> YOUR TASK:
Where a line of the following data contains the string "Hosting", include it in the tally. Report the total alone.

> RECORDS PROVIDED:
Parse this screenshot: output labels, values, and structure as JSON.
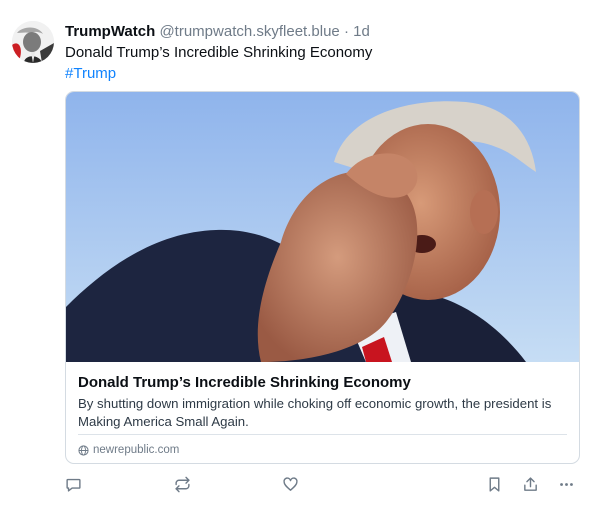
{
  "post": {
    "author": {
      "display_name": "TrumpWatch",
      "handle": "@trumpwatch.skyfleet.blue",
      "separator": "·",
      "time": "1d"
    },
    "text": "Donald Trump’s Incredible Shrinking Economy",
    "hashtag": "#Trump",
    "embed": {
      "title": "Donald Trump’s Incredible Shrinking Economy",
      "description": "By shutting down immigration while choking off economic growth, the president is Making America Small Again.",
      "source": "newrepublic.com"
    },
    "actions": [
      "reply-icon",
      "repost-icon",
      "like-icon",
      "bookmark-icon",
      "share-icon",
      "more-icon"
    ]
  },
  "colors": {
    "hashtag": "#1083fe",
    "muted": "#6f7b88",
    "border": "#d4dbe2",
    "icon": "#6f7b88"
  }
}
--
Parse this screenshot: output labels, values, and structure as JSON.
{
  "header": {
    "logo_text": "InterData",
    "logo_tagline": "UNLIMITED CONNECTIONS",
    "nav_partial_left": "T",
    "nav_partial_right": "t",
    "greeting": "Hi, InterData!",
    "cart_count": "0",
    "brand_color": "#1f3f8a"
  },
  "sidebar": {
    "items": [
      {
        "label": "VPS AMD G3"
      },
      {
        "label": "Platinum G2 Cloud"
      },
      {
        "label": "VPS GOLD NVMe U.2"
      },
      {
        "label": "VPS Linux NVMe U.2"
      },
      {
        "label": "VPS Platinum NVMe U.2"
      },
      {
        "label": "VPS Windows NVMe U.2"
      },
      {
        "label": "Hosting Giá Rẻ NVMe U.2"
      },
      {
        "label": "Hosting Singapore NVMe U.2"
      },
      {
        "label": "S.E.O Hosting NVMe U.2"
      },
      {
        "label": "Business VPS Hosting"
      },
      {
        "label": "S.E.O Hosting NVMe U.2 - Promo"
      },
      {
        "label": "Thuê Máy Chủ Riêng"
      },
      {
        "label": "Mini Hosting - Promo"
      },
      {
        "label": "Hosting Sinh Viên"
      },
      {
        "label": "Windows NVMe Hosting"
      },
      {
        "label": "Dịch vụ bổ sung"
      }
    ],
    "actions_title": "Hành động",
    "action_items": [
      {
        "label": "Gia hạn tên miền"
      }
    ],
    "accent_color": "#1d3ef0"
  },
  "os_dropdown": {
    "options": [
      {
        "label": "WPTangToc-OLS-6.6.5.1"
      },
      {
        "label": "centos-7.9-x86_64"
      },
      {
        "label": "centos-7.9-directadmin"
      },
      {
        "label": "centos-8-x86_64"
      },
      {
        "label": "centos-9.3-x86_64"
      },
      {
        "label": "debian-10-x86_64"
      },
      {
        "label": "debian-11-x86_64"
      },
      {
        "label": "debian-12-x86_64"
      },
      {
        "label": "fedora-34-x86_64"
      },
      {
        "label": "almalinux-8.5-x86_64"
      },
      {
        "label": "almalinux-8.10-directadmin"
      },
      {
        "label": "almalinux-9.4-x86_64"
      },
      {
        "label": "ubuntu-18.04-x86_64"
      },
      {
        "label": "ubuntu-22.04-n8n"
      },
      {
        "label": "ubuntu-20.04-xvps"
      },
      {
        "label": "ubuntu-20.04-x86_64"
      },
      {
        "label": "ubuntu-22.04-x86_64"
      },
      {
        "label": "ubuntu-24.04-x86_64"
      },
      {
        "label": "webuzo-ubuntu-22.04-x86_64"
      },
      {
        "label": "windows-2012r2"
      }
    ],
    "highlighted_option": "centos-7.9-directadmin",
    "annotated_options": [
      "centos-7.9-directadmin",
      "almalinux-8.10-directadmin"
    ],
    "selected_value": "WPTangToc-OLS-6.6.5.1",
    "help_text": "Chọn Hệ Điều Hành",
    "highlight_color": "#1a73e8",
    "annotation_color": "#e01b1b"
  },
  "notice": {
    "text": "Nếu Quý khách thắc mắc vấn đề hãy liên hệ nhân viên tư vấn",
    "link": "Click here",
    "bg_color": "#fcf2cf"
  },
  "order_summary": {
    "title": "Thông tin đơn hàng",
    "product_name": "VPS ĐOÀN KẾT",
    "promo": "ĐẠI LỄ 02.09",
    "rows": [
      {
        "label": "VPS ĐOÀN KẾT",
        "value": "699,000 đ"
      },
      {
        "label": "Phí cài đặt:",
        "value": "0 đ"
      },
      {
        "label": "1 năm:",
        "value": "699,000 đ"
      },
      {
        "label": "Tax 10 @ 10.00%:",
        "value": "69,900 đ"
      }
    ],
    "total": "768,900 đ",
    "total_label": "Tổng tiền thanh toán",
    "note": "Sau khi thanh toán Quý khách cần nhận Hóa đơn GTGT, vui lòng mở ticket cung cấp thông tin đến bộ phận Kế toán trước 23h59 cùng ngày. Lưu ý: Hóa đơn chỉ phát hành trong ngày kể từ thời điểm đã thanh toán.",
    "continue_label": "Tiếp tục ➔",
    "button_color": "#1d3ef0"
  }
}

> COMPLETED TASK:
8